ABOUT THIS TASK. Pull each line holding "Lopera" out of the entries below.

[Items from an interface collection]
++++++
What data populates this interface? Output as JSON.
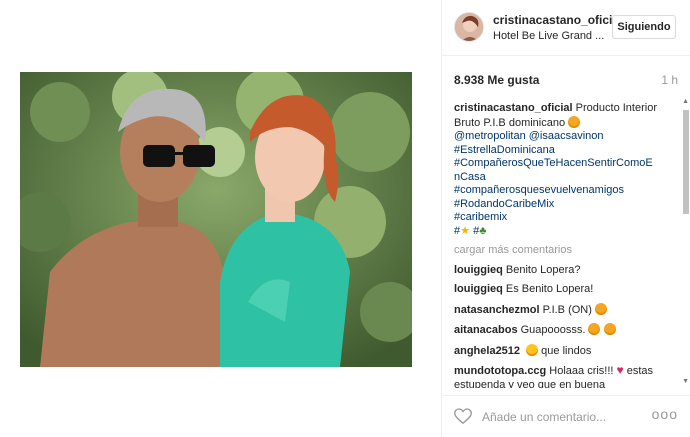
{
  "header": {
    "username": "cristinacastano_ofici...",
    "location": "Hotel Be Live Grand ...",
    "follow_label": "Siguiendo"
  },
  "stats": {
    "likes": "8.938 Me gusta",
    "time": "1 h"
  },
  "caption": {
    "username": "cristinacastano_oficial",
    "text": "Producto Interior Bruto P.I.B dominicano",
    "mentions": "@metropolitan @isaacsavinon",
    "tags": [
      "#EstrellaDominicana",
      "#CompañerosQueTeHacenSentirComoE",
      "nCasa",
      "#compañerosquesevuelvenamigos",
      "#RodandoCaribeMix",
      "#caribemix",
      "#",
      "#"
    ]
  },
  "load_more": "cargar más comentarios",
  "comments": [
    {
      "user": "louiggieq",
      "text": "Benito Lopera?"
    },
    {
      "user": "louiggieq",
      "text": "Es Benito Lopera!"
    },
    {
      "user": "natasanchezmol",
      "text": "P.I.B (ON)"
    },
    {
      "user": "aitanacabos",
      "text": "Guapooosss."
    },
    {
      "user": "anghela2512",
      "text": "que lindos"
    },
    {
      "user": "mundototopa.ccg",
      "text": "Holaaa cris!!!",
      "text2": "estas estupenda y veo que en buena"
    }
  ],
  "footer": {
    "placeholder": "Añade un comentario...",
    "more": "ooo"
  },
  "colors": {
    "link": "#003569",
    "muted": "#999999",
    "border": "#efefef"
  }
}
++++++
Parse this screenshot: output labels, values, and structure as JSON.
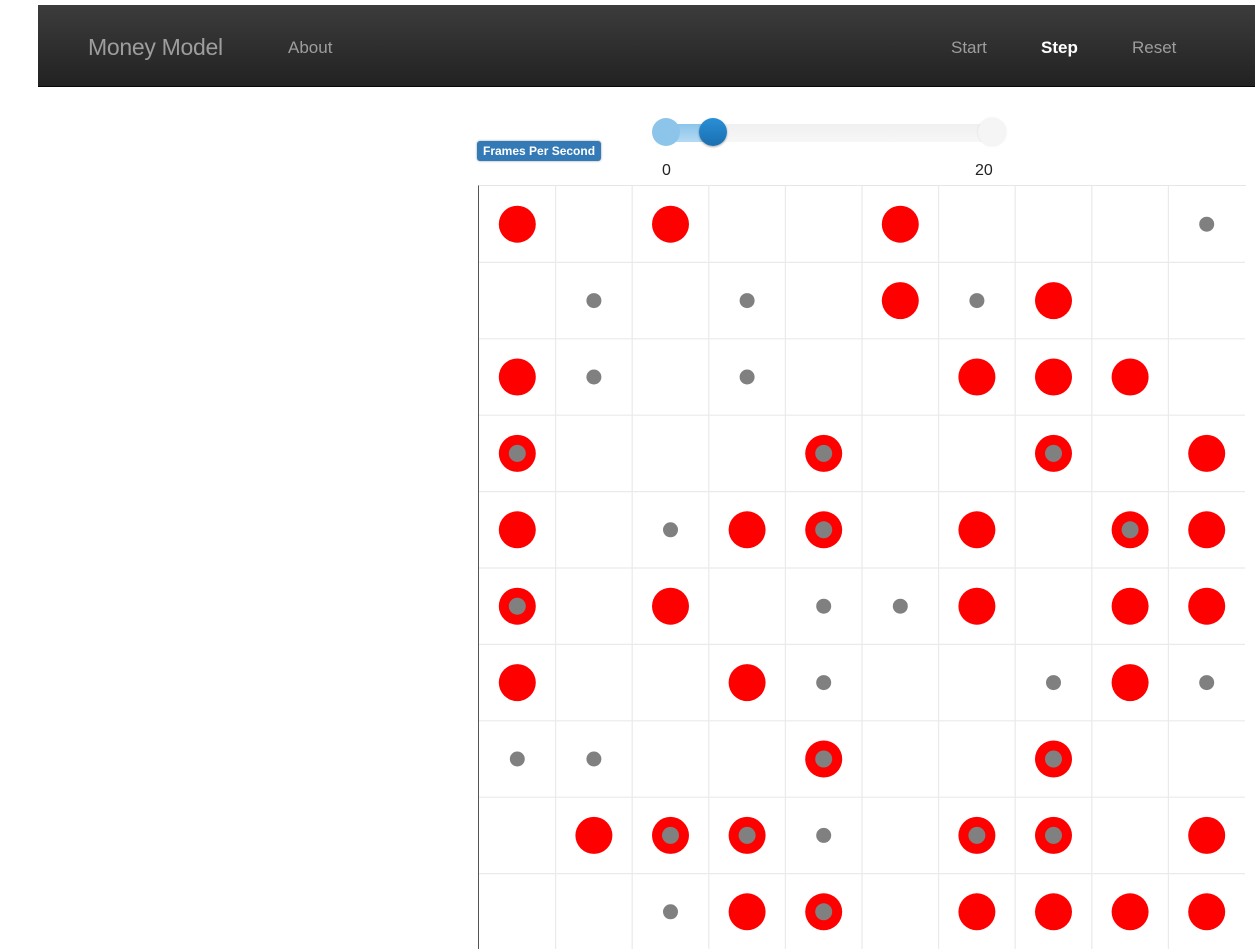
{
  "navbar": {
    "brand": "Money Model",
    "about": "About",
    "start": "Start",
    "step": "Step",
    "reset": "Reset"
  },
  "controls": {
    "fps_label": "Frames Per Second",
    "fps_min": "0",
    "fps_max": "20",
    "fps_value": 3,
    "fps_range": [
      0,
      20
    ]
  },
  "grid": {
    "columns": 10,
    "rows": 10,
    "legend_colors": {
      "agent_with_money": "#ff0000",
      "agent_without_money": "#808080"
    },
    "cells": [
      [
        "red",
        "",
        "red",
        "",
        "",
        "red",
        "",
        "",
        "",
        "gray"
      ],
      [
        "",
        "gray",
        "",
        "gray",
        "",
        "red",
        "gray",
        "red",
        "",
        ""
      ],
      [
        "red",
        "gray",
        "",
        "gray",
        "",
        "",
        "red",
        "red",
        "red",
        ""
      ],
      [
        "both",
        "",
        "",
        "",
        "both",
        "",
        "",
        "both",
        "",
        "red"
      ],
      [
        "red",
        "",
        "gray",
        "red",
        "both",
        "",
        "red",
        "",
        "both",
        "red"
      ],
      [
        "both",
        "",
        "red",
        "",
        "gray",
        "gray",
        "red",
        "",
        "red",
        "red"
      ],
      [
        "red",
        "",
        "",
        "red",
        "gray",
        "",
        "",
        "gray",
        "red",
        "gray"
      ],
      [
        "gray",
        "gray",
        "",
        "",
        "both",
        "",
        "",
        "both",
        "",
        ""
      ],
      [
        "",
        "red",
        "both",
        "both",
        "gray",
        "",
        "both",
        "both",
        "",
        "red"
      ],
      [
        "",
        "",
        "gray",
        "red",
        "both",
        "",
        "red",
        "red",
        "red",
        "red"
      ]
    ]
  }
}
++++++
TASK RESULT.
      "text": "Benito Lopera?"
      "text": "Es Benito Lopera!"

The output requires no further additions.